### PROBLEM
Your task is to find every line of the data that holds the string "Individual" and copy it.

[Items from an interface collection]

>>>>

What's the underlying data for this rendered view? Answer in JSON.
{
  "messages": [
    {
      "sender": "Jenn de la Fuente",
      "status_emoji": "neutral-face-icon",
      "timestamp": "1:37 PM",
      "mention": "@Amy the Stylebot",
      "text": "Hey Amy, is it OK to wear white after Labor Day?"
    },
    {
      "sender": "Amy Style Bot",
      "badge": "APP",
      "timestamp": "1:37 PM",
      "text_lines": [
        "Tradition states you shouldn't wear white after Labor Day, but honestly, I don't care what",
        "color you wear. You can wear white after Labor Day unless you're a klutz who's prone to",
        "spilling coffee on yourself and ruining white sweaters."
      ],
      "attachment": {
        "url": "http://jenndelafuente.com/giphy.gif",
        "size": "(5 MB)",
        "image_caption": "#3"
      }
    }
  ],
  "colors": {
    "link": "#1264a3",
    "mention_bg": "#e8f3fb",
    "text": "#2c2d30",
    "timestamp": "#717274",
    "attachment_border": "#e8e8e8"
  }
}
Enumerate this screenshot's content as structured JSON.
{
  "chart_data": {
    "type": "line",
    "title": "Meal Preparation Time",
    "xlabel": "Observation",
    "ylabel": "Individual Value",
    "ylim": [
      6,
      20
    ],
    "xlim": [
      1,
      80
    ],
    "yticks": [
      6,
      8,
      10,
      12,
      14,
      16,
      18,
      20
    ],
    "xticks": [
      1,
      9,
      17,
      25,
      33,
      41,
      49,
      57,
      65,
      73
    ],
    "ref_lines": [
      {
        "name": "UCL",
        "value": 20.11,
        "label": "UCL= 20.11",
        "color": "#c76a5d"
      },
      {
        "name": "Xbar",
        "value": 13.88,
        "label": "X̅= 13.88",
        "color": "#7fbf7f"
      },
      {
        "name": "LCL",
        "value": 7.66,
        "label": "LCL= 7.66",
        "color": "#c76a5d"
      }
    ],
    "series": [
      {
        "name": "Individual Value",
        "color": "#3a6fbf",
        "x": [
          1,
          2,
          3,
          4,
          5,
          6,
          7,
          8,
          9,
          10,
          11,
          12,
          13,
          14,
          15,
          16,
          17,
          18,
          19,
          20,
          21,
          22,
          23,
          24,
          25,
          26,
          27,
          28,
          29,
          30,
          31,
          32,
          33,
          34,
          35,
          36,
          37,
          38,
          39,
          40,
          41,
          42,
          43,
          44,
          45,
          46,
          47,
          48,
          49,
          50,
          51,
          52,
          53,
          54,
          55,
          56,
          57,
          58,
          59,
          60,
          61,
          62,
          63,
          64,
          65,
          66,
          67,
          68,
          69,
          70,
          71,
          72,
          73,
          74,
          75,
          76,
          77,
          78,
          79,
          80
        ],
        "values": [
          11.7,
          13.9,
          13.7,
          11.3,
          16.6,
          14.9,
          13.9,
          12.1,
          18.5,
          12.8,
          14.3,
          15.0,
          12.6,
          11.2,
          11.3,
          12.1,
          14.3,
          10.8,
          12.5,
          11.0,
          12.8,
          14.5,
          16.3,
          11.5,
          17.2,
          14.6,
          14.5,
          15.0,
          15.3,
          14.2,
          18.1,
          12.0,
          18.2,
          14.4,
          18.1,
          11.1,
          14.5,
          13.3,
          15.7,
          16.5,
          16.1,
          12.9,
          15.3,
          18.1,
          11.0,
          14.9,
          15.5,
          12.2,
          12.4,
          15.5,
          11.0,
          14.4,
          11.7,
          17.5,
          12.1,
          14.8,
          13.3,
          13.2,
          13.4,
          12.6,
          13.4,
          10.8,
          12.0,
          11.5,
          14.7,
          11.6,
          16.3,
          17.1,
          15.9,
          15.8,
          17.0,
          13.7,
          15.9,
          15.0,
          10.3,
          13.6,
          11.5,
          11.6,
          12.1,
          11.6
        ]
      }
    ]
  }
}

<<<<

### ANSWER
    "ylabel": "Individual Value",
        "name": "Individual Value",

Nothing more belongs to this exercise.